[Collected data entries]
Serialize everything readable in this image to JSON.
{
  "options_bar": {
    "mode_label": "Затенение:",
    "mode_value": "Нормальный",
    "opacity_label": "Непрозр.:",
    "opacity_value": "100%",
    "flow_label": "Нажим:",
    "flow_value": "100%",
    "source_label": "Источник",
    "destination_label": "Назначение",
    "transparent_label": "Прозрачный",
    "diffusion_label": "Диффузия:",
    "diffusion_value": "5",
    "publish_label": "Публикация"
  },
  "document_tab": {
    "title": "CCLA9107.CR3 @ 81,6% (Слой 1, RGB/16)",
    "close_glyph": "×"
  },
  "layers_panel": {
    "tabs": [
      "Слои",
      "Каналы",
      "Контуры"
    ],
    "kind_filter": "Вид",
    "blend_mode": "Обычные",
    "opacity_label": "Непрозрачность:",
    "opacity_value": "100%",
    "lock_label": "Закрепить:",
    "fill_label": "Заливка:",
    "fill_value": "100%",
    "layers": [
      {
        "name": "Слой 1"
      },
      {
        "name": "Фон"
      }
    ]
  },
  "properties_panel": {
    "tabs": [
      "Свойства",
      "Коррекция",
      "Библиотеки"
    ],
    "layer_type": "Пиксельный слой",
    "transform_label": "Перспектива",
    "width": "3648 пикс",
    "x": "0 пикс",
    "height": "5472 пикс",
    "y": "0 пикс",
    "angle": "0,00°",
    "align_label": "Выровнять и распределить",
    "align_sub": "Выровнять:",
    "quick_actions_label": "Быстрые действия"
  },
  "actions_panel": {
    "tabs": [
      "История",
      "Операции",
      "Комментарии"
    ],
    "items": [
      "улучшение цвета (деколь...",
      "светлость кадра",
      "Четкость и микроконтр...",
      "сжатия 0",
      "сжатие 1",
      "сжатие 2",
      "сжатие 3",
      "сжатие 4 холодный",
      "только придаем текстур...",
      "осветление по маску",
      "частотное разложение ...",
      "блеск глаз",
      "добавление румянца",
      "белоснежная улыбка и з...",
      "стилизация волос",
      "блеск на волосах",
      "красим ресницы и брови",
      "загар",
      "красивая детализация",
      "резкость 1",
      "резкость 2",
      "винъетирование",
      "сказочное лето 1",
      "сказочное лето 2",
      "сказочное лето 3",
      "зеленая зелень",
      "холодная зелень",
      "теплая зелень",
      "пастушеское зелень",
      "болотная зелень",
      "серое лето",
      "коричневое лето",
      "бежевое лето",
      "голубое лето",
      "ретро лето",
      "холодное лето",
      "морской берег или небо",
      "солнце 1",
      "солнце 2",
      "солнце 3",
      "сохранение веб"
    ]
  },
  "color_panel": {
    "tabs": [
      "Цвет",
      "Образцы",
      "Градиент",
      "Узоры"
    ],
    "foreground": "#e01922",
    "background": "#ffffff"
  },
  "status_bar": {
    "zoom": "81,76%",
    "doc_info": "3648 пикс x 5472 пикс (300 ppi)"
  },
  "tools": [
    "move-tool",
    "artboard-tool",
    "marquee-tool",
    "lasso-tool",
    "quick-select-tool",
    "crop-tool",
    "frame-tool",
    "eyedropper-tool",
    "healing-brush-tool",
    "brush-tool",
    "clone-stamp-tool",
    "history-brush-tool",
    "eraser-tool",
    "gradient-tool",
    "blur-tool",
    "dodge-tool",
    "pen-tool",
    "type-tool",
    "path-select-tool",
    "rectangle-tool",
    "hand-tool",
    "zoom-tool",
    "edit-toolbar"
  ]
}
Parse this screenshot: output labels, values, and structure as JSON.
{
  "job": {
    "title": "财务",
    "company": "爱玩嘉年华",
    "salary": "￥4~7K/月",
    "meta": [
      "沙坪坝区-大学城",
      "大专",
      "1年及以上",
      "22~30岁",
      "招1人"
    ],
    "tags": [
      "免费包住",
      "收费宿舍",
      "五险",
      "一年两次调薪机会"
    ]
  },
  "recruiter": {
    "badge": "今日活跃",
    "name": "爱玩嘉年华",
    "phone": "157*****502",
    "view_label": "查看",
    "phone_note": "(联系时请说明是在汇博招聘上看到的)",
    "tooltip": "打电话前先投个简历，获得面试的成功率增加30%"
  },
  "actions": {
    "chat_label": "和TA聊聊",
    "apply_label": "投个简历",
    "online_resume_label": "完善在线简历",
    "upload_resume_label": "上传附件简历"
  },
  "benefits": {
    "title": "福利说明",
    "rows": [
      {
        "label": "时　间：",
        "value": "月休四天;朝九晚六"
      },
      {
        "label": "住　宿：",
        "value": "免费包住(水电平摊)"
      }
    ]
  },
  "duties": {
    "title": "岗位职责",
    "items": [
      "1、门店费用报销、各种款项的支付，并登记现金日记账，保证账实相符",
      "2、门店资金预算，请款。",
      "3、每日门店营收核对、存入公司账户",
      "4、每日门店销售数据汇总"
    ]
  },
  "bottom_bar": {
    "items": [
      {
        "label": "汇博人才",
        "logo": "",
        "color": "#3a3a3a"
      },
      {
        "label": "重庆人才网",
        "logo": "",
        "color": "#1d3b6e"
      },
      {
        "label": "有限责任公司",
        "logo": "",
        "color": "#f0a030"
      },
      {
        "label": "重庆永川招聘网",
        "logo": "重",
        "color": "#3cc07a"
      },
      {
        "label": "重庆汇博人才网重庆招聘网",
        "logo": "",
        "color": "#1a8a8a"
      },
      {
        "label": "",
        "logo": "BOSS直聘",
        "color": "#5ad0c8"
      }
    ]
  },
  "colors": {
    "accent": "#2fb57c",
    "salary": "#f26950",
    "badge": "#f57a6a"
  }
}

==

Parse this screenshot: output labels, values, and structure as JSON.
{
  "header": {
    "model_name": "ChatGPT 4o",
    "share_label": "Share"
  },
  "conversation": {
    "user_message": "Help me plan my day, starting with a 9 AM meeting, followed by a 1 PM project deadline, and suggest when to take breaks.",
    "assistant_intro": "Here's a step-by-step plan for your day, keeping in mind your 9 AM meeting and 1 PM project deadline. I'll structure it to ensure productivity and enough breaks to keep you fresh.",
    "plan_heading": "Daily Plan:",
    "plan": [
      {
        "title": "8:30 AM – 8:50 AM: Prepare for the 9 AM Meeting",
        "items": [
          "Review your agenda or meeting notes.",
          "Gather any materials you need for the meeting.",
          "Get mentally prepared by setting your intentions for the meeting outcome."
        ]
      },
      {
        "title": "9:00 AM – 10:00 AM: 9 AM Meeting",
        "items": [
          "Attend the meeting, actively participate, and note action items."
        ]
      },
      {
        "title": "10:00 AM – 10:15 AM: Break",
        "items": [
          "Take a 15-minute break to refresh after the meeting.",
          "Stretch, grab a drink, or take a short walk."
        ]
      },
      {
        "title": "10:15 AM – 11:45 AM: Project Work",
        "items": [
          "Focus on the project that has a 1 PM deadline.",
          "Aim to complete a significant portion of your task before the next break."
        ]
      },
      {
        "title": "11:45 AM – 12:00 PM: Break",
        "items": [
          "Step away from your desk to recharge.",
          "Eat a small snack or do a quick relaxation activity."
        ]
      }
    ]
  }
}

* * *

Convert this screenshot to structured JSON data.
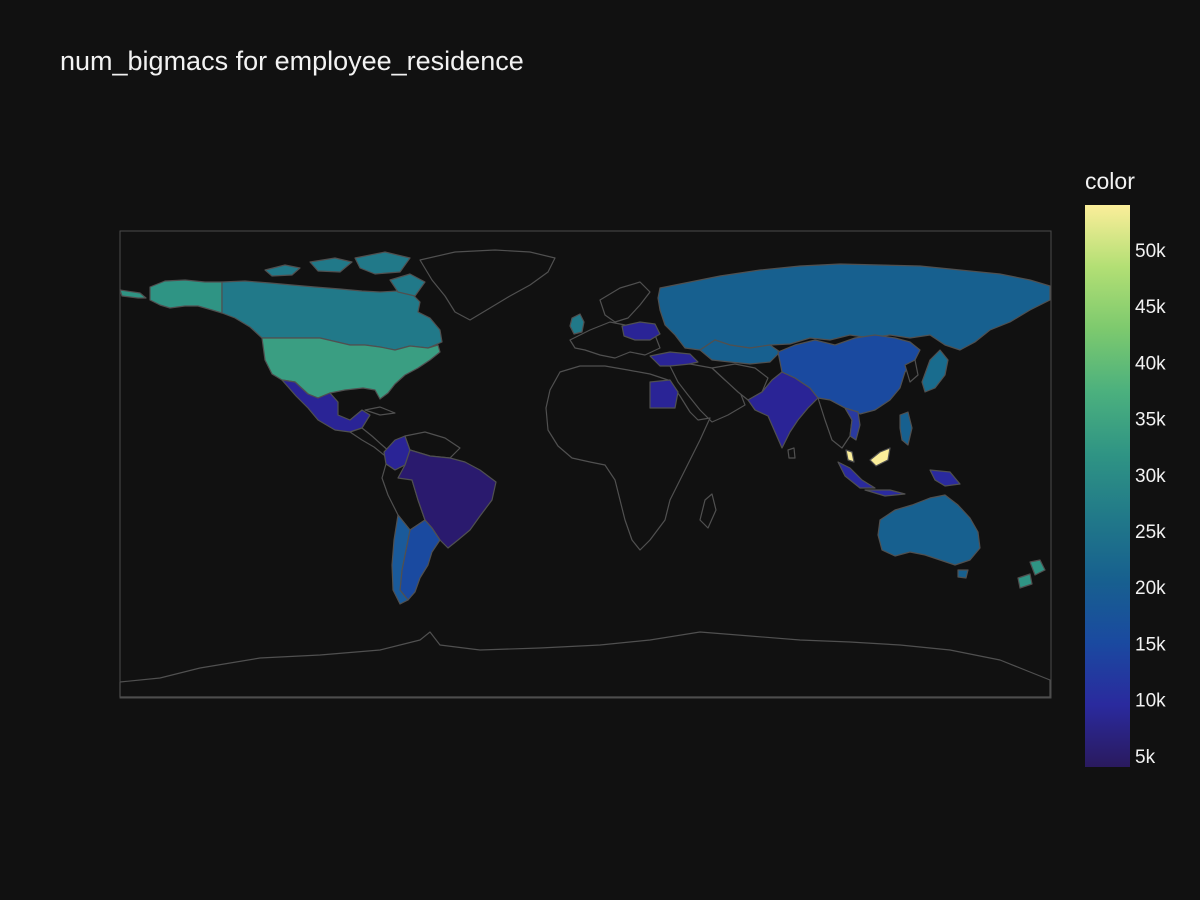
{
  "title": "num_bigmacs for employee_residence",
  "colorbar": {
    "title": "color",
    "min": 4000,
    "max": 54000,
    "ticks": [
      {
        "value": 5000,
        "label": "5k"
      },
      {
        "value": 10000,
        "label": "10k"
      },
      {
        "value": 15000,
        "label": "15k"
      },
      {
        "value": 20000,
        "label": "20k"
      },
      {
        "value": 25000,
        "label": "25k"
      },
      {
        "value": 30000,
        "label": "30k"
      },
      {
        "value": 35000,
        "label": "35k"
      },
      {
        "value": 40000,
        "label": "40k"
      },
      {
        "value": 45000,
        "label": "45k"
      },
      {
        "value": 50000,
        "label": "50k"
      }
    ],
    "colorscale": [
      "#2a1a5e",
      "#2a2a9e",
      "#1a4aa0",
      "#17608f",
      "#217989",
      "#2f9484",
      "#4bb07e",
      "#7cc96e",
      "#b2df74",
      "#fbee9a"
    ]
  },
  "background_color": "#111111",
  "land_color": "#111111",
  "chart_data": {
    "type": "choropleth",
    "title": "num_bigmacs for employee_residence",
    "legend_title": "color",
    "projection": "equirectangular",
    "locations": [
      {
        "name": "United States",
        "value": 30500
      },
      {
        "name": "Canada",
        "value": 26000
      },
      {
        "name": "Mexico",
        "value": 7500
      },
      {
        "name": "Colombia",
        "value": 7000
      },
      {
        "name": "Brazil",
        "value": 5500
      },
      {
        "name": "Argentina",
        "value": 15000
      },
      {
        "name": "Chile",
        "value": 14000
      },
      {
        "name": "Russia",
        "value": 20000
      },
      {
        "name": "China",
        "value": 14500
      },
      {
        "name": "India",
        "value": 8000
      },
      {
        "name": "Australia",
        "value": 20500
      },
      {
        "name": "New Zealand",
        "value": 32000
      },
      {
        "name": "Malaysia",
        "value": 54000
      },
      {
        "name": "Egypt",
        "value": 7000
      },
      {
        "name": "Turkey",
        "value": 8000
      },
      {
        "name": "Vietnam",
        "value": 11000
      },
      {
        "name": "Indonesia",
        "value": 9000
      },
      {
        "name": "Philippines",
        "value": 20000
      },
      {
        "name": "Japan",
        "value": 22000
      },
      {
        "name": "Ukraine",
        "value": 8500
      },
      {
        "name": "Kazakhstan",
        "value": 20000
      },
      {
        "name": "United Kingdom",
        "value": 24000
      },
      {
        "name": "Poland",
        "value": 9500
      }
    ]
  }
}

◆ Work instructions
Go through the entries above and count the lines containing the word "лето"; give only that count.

◆ Output
9